In the interest of fostering some continuity between this week’s reading and our pending discussion of H.G. Wells, I am interested in Foucault’s discussion of suicide as a way in which the individual might “usurp the power of death” (139). In T… Continue reading
I say I became habituated to the Beast People, that a thousand things that had seemed unnatural and repulsive speedily became natural and ordinary to me. (The Island of Dr. Moreau, End of Chapter 15) I used to consider myself a very squeamish person.
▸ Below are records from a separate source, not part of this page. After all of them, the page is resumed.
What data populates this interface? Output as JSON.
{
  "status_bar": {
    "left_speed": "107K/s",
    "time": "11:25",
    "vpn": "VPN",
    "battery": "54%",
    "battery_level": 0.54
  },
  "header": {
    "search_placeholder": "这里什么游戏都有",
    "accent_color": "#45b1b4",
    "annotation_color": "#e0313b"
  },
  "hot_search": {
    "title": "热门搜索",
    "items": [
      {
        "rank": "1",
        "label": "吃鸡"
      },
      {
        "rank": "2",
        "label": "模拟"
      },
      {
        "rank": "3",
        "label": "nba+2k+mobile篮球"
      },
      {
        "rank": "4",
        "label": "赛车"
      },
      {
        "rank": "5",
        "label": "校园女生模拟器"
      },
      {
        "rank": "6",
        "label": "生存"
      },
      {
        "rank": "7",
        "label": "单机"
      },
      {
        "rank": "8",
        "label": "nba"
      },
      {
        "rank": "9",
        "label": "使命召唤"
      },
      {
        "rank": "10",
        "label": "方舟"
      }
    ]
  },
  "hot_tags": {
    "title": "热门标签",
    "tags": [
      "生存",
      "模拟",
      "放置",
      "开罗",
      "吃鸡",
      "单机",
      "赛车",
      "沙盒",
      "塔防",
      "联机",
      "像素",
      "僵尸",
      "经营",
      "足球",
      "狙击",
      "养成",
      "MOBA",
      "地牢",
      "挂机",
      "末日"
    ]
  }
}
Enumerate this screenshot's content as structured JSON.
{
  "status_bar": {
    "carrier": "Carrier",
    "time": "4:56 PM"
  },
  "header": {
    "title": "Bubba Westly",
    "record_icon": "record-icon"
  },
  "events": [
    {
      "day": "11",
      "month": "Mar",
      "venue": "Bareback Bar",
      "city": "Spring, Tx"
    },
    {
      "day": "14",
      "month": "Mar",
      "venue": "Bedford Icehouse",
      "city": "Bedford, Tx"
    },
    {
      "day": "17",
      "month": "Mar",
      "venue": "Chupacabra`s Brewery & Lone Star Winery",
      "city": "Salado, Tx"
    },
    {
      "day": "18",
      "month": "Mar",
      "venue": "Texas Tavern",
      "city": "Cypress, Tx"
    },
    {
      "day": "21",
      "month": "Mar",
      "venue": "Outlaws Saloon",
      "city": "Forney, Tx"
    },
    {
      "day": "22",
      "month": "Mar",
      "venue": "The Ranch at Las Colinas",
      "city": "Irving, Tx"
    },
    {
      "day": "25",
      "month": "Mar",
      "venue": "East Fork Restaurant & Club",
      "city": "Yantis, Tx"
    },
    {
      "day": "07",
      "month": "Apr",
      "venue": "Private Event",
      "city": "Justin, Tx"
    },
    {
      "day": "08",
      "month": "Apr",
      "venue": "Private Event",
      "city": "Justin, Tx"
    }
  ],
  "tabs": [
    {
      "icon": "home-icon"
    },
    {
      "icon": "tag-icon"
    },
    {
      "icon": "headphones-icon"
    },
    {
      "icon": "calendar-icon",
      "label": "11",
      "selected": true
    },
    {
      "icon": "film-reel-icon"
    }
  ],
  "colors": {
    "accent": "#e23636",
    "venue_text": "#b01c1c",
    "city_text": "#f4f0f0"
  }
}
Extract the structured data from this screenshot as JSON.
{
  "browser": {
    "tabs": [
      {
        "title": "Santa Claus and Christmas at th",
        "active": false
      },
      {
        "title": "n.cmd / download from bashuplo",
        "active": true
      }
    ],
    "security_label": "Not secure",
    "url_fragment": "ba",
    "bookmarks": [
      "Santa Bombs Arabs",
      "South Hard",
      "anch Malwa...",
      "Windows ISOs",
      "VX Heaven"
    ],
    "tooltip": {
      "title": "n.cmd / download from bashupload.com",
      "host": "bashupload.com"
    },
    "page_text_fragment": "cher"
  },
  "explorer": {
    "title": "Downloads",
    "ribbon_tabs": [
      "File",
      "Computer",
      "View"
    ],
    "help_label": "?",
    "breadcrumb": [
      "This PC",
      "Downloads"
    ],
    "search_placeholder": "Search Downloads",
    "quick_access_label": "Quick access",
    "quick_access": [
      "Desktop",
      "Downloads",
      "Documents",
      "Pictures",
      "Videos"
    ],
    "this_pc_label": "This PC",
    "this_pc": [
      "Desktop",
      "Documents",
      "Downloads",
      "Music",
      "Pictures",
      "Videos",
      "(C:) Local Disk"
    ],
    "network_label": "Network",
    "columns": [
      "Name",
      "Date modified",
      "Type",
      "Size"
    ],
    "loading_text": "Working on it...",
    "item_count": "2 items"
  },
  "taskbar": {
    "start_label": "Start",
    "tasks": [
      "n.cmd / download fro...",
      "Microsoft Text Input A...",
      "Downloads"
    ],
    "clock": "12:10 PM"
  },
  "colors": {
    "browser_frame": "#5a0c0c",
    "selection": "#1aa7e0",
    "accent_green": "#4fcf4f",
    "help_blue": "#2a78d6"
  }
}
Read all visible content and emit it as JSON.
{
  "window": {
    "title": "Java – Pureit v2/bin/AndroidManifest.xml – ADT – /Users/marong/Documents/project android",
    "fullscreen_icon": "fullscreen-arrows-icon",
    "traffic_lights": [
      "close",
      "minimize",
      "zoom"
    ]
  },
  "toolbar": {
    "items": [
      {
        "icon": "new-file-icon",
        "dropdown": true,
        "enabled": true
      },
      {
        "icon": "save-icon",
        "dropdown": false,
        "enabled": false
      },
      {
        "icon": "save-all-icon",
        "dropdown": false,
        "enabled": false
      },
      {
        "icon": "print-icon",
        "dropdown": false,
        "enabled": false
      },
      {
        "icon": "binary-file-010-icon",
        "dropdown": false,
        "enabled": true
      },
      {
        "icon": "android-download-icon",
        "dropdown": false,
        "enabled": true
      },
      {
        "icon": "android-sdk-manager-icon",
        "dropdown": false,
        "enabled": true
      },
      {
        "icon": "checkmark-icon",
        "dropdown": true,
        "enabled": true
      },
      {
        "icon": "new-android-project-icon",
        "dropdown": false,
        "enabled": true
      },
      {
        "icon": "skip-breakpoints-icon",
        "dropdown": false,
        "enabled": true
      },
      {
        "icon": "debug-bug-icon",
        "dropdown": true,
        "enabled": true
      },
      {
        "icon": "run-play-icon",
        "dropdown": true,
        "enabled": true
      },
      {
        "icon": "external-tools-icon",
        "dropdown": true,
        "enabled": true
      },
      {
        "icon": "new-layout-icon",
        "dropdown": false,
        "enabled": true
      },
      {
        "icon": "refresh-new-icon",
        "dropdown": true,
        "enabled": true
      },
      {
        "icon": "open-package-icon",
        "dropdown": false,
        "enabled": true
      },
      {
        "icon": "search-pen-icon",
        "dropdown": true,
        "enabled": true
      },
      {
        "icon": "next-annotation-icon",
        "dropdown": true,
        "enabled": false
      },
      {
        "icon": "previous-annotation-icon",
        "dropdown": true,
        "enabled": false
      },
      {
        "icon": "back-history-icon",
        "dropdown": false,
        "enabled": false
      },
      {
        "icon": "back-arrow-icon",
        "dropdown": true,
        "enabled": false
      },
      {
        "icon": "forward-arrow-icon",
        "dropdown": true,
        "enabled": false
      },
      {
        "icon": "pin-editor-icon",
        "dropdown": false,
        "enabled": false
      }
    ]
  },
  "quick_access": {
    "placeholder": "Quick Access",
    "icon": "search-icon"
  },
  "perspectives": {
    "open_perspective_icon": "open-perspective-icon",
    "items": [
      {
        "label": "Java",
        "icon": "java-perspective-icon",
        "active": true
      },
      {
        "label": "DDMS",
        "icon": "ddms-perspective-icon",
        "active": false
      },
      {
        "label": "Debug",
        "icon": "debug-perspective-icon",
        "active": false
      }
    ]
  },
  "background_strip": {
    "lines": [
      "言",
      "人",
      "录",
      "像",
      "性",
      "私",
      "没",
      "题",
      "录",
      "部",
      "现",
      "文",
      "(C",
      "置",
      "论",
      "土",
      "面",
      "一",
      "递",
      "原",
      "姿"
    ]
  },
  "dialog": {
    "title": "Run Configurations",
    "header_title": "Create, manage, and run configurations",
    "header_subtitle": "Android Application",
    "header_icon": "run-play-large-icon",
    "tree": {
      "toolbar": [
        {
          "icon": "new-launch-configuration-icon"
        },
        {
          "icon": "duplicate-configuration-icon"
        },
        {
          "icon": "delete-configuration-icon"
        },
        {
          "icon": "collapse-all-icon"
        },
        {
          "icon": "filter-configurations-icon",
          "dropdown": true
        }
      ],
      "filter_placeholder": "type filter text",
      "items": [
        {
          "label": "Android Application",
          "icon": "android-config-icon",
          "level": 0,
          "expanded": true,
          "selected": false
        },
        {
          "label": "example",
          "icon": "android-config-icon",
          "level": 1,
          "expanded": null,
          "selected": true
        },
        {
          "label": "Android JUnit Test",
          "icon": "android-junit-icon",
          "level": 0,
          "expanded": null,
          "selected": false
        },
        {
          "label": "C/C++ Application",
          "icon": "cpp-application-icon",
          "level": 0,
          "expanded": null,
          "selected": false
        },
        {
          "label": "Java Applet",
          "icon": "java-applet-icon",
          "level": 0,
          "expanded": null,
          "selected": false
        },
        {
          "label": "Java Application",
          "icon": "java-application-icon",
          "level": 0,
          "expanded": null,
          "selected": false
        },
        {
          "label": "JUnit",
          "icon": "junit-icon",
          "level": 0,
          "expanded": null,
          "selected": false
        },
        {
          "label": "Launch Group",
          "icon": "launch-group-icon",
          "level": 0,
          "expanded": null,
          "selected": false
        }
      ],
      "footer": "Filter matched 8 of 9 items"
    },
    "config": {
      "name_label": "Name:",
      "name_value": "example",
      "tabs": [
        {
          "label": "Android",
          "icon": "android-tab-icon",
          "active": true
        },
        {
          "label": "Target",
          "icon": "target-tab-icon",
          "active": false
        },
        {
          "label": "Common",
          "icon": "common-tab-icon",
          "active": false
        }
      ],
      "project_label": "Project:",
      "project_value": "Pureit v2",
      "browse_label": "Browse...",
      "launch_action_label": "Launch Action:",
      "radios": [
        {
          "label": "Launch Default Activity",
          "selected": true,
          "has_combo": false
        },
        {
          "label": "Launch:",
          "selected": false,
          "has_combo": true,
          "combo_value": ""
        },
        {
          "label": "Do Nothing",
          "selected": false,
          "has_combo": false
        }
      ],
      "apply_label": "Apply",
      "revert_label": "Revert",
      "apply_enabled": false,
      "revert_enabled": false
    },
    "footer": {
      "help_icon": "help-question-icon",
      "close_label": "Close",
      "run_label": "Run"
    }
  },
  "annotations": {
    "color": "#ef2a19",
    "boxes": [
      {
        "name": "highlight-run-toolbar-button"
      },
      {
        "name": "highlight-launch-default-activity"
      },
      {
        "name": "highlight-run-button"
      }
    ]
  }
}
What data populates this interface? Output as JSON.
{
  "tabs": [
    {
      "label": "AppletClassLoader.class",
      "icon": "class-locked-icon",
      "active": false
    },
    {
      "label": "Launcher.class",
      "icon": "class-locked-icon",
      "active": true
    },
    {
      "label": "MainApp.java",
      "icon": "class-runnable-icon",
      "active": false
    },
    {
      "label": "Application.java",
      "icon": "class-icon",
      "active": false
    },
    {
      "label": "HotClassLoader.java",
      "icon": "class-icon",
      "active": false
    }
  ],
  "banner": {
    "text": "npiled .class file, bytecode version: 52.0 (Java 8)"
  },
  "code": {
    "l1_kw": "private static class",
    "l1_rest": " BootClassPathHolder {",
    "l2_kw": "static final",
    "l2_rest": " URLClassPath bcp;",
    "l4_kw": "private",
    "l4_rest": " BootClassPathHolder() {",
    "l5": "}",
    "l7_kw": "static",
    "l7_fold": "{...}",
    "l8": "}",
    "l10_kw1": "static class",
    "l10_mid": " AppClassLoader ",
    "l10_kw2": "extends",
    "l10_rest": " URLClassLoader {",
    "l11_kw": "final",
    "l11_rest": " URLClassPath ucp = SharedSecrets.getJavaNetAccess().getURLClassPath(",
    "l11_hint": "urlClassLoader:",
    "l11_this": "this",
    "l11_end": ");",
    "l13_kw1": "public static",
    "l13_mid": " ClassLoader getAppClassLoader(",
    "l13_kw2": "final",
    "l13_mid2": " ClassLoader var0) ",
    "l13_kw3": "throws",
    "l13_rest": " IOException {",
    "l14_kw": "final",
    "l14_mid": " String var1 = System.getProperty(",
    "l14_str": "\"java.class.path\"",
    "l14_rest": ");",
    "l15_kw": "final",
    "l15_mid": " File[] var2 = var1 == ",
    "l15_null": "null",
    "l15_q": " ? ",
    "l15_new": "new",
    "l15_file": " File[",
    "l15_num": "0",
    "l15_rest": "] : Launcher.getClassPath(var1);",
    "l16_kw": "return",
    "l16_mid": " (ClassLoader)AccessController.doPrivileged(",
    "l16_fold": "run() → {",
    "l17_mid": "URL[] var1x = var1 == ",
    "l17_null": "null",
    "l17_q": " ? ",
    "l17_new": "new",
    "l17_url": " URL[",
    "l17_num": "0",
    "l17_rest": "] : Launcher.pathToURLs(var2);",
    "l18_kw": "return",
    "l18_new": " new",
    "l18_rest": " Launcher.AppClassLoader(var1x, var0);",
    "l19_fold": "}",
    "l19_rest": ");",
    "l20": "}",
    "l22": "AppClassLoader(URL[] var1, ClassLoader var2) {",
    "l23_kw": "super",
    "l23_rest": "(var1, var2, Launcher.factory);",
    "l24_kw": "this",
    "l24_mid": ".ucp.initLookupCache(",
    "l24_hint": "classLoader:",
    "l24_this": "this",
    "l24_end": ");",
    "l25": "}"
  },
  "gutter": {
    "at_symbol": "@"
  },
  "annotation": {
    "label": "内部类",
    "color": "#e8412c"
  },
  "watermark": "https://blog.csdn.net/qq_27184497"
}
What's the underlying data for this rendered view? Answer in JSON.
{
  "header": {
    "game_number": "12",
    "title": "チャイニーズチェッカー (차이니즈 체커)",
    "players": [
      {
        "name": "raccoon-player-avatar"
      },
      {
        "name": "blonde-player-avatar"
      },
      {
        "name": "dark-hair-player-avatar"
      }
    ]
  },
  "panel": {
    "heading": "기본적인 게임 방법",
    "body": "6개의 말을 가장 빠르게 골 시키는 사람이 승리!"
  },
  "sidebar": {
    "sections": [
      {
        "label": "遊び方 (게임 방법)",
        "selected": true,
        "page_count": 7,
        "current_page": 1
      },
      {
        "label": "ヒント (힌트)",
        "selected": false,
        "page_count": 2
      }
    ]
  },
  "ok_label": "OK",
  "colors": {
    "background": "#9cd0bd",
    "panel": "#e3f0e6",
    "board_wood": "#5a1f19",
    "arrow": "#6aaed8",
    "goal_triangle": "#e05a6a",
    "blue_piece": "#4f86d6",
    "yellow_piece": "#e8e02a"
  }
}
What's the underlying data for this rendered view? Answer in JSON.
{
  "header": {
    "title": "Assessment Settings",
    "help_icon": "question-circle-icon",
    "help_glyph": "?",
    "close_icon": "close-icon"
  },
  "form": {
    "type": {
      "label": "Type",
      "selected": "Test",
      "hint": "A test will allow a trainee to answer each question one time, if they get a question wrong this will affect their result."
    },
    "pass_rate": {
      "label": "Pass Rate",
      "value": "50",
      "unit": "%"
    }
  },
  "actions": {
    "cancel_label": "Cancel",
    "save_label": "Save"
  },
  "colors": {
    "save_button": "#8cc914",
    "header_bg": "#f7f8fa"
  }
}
T… Continue reading
At a crucial turning point in H. G. Wells’ The Time Machine (1895), the time traveler, having descended one of the Morlock wells “ill equipped” and “even without enough matches,” wishes he had brought, not a torch or a weapon, but a camera: Continue reading
While the mad scientist and his beast hybrids have become enough of a well-worn trope to be ripe for parody (see an example from Archer at the end of this post), I was impressed by how fresh and truly disturbing H.G. Wells’s vision of scientific hubr… Continue reading
As scientists push the boundaries of genetics, society faces ever more ethical questions. Well before any of our modern ideas about genetics came about, however, there was H.G. Wells, who gave us a look at tampering with nature in his The Island of Dr. Moreau. The titular doctor, though not a geneticist, creates chimeras through extensive […] Continue reading
It’s hard to imagine a more quintessentially post-Darwinian work of fiction than H.G. Wells’s The Time Machine (1895). To say the least, the protagonist of the story is a believer in Darwinian theory. It is as if Wells had envisioned placing Darwin… Continue reading